Your goal
Wherever the string "header" appears in the entries below, return the line that holds it.

Available data START

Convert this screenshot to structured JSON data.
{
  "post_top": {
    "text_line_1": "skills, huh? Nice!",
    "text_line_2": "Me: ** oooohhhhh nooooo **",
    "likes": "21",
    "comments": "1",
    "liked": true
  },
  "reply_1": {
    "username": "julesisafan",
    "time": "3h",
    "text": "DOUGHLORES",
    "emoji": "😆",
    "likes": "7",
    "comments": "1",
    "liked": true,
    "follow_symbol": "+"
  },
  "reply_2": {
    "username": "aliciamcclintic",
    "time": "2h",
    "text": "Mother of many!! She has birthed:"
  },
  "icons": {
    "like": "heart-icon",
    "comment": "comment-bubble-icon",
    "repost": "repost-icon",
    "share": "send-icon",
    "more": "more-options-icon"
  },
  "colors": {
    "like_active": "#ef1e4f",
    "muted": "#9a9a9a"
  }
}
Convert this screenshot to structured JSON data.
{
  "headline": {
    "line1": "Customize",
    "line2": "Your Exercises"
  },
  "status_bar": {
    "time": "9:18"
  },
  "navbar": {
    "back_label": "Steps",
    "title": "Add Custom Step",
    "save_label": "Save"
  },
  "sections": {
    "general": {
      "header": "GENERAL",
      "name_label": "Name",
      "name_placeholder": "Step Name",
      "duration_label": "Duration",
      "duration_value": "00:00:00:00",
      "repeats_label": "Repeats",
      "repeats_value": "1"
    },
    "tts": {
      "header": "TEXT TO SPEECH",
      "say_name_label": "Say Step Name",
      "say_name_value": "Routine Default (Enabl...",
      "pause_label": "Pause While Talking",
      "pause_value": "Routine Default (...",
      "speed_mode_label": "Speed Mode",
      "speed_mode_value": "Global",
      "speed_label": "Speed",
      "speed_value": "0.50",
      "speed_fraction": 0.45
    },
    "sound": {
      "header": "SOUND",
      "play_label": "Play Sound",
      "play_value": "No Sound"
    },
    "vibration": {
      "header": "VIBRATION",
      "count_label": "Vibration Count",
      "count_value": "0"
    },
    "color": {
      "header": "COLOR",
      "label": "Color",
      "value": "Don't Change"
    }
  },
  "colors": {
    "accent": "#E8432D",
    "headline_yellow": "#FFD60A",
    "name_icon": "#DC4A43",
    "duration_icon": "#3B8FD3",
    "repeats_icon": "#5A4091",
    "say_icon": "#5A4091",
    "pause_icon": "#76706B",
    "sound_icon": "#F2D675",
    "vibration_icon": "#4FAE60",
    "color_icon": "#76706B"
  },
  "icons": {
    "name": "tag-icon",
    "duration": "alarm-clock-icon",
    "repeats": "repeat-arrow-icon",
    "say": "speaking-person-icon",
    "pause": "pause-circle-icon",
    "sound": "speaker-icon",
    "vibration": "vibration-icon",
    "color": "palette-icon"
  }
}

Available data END

Result for this task
      "header": "GENERAL",
      "header": "TEXT TO SPEECH",
      "header": "SOUND",
      "header": "VIBRATION",
      "header": "COLOR",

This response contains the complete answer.